[Data records]
::::::

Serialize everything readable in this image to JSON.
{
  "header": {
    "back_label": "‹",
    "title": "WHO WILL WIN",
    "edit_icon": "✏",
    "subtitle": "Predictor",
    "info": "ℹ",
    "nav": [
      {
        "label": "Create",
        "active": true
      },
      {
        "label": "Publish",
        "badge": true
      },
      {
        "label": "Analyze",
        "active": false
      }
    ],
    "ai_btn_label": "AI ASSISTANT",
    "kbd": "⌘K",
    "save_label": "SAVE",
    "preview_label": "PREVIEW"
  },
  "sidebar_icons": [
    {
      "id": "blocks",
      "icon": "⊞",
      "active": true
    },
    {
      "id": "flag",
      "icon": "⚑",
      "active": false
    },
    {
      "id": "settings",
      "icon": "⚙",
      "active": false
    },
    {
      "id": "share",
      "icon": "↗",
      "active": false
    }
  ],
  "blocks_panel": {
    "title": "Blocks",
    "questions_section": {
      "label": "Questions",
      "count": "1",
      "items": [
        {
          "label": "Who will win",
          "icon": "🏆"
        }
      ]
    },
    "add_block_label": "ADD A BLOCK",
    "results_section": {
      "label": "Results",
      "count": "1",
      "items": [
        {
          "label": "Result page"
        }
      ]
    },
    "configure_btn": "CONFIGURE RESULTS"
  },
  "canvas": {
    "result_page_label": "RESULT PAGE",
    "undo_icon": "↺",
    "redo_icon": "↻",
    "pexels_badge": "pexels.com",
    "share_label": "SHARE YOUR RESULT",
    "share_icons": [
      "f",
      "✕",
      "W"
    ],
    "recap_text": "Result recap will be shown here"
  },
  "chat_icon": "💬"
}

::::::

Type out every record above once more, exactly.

Result for this task →
Serialize everything readable in this image to JSON.
{
  "header": {
    "back_label": "‹",
    "title": "WHO WILL WIN",
    "edit_icon": "✏",
    "subtitle": "Predictor",
    "info": "ℹ",
    "nav": [
      {
        "label": "Create",
        "active": true
      },
      {
        "label": "Publish",
        "badge": true
      },
      {
        "label": "Analyze",
        "active": false
      }
    ],
    "ai_btn_label": "AI ASSISTANT",
    "kbd": "⌘K",
    "save_label": "SAVE",
    "preview_label": "PREVIEW"
  },
  "sidebar_icons": [
    {
      "id": "blocks",
      "icon": "⊞",
      "active": true
    },
    {
      "id": "flag",
      "icon": "⚑",
      "active": false
    },
    {
      "id": "settings",
      "icon": "⚙",
      "active": false
    },
    {
      "id": "share",
      "icon": "↗",
      "active": false
    }
  ],
  "blocks_panel": {
    "title": "Blocks",
    "questions_section": {
      "label": "Questions",
      "count": "1",
      "items": [
        {
          "label": "Who will win",
          "icon": "🏆"
        }
      ]
    },
    "add_block_label": "ADD A BLOCK",
    "results_section": {
      "label": "Results",
      "count": "1",
      "items": [
        {
          "label": "Result page"
        }
      ]
    },
    "configure_btn": "CONFIGURE RESULTS"
  },
  "canvas": {
    "result_page_label": "RESULT PAGE",
    "undo_icon": "↺",
    "redo_icon": "↻",
    "pexels_badge": "pexels.com",
    "share_label": "SHARE YOUR RESULT",
    "share_icons": [
      "f",
      "✕",
      "W"
    ],
    "recap_text": "Result recap will be shown here"
  },
  "chat_icon": "💬"
}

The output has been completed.